- Wind loads Towers are subject to wind loads, we could actually see our tower wiggle in the breeze. We first built it with fabric panels all the way up but quickly realized those panels were acting as sails and causing the tower to topple over so I removed them. However this is a really great example of the types of forces that engineers and architects plan for when designing skyscrapers.
- Bracing We built up the base around the tower using a combination of cubes and diagonals. The diagonal bracing perfectly illustrated how using triangles you can brace a tall structure with less material than by simply building up the sides. Think flying buttresses!
We had this fort up for several days and the kids loved it. It was simple u-shaped fort with interior walls to create a maze. The kids enjoyed hiding from each other inside of it.
Here are the architectural concepts tunnel/maze building teaches:
- Space Planning This was a perfect illustration of how the configuration of interior walls can vastly change your experience of space.
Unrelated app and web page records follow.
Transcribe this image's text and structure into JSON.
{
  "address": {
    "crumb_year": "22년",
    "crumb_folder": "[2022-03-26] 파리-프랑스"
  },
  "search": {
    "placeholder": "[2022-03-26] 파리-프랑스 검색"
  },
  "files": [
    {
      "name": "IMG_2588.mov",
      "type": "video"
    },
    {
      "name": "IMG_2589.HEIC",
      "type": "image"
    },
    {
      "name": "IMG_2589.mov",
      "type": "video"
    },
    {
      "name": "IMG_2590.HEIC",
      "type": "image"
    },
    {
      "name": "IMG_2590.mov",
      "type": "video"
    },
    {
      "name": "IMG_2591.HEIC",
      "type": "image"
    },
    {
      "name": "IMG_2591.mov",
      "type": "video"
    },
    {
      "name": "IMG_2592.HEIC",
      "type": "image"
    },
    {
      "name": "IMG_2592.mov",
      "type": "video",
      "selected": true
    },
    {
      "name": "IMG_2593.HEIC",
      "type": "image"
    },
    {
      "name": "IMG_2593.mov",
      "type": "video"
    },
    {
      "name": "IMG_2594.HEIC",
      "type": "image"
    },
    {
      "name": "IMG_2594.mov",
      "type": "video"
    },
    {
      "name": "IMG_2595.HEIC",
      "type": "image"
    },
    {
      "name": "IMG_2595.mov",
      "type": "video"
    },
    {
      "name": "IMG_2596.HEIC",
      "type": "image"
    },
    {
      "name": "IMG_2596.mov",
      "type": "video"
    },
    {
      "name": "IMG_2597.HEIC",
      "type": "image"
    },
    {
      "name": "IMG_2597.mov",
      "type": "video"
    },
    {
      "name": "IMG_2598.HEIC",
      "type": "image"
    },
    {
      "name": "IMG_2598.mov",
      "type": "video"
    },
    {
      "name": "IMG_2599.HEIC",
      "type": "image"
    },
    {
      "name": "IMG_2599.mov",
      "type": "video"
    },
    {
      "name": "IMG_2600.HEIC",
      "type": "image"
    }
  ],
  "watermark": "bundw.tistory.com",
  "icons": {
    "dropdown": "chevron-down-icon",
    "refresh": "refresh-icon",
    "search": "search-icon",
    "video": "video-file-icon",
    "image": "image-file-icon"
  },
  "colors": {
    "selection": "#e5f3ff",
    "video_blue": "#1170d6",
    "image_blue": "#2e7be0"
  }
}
The same fort was a completely different experience without the interior “walls” aka fabric in place. Adding the walls allowed us to define rooms and create nooks within the larger fort. It also illustrated how dark interior rooms can be without access to natural light.
- Circulation This is a huge topic in architecture: how do you move through a space? By building and experiencing a life sized maze, kids have the chance to see why circulation is important, mazes are actually an example of poor circulation, albeit for fun, but perfectly show you how circulation can be confusing if not planned properly.
This was my favorite fort. My daughter asked me to build a giant “A” so of course we built an A-frame fort! By the time we made this I had made our fabric panels (see our note about fabric below) and the fort became a true kit of parts right down to the exterior walls. We played with this fort both on the grass and on our patio.
Here are the architectural concepts A-frame building teaches:
- Interior Design I loved this fort for its illustration of interior space. This was a seriously pleasant space to be in, the light that entered it was lovely and inviting, a great example of how and why architects strive to design spaces that have the right ambiance. When we moved the fort onto the patio we really got into the “interiors” of it and added a chair, pillows, and a rug.
- Fenestration That is a fancy word for wall openings/windows. We used the fabric panels to delineate the exterior walls and remaining openings were “windows, skylights, and doors.” This was a great way to show how openings in the walls affect the natural light that enters a room. It also shows how openings and their locations play into interior heat gain! You can talk about the orientation of these openings with respect to the sun and direction as well as time of day.
So there you have it! Just a few ways to get started illustrating the field of architecture and space planning to kids through PLAY. I firmly believe that play is the best way to get children excited about learning and that even complex concepts like those related to engineering and architecture can be best illustrated through hands on experiences like fort building. Being able to do that with a brilliant kit of parts like Fort Magic makes it all the more accessible to parents and educators!
If you are pumped to purchase a kit of your own, buy a Fort Magic Kit here!
And for more ideas of how Fort Magic can be used both in play and learning check out these fantastic projects by other bloggers:
You can also read a boatload of customer reviews here.
More about Fort Magic:
Fort Magic has been awarded 7 top educational toy awards! The 2014 Creative Child Magazine – Kids Product of the Year Award – Builder Construction Products for Kids category, the 2014 Creative Child Magazine – Creative Play of the Year Award – Creative Play Structures category, the PAL Award 2014, Tillywig Brain Child Award 2014, Parents’ Choice Recommended 2014, the Dr. Toy’s Best Classic 2014 Award – for Creativity, Construction, Educational Value and Activity Play for children, & Academics’ Choice Brain Toy Award!